EXERCISE INSTRUCTIONS.
Copy all of the data below exactly as it is given.

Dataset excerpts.

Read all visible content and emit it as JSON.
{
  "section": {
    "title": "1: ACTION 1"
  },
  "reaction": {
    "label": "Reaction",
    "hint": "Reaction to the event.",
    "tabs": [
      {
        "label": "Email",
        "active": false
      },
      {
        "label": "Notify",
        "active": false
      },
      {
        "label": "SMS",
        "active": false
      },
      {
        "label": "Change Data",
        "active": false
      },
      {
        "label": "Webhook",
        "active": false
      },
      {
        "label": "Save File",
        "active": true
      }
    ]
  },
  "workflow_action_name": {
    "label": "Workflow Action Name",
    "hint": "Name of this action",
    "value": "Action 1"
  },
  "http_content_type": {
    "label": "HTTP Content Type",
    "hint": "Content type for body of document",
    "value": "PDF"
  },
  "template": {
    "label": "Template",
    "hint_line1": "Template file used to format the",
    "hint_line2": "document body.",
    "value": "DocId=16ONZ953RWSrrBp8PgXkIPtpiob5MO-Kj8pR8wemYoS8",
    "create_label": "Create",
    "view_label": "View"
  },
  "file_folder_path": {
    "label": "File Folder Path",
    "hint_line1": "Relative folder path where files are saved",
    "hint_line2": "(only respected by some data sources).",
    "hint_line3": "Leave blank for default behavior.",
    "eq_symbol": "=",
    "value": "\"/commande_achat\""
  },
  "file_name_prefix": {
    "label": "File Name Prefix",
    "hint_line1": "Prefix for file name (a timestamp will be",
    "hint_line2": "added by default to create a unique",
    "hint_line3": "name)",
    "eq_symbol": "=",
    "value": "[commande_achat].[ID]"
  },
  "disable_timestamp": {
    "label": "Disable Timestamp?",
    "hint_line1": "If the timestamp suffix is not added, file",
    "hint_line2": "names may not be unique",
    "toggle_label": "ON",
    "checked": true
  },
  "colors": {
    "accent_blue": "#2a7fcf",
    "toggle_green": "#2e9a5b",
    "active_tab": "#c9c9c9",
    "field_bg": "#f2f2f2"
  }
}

WRITTEN SOLUTION.
Read all visible content and emit it as JSON.
{
  "section": {
    "title": "1: ACTION 1"
  },
  "reaction": {
    "label": "Reaction",
    "hint": "Reaction to the event.",
    "tabs": [
      {
        "label": "Email",
        "active": false
      },
      {
        "label": "Notify",
        "active": false
      },
      {
        "label": "SMS",
        "active": false
      },
      {
        "label": "Change Data",
        "active": false
      },
      {
        "label": "Webhook",
        "active": false
      },
      {
        "label": "Save File",
        "active": true
      }
    ]
  },
  "workflow_action_name": {
    "label": "Workflow Action Name",
    "hint": "Name of this action",
    "value": "Action 1"
  },
  "http_content_type": {
    "label": "HTTP Content Type",
    "hint": "Content type for body of document",
    "value": "PDF"
  },
  "template": {
    "label": "Template",
    "hint_line1": "Template file used to format the",
    "hint_line2": "document body.",
    "value": "DocId=16ONZ953RWSrrBp8PgXkIPtpiob5MO-Kj8pR8wemYoS8",
    "create_label": "Create",
    "view_label": "View"
  },
  "file_folder_path": {
    "label": "File Folder Path",
    "hint_line1": "Relative folder path where files are saved",
    "hint_line2": "(only respected by some data sources).",
    "hint_line3": "Leave blank for default behavior.",
    "eq_symbol": "=",
    "value": "\"/commande_achat\""
  },
  "file_name_prefix": {
    "label": "File Name Prefix",
    "hint_line1": "Prefix for file name (a timestamp will be",
    "hint_line2": "added by default to create a unique",
    "hint_line3": "name)",
    "eq_symbol": "=",
    "value": "[commande_achat].[ID]"
  },
  "disable_timestamp": {
    "label": "Disable Timestamp?",
    "hint_line1": "If the timestamp suffix is not added, file",
    "hint_line2": "names may not be unique",
    "toggle_label": "ON",
    "checked": true
  },
  "colors": {
    "accent_blue": "#2a7fcf",
    "toggle_green": "#2e9a5b",
    "active_tab": "#c9c9c9",
    "field_bg": "#f2f2f2"
  }
}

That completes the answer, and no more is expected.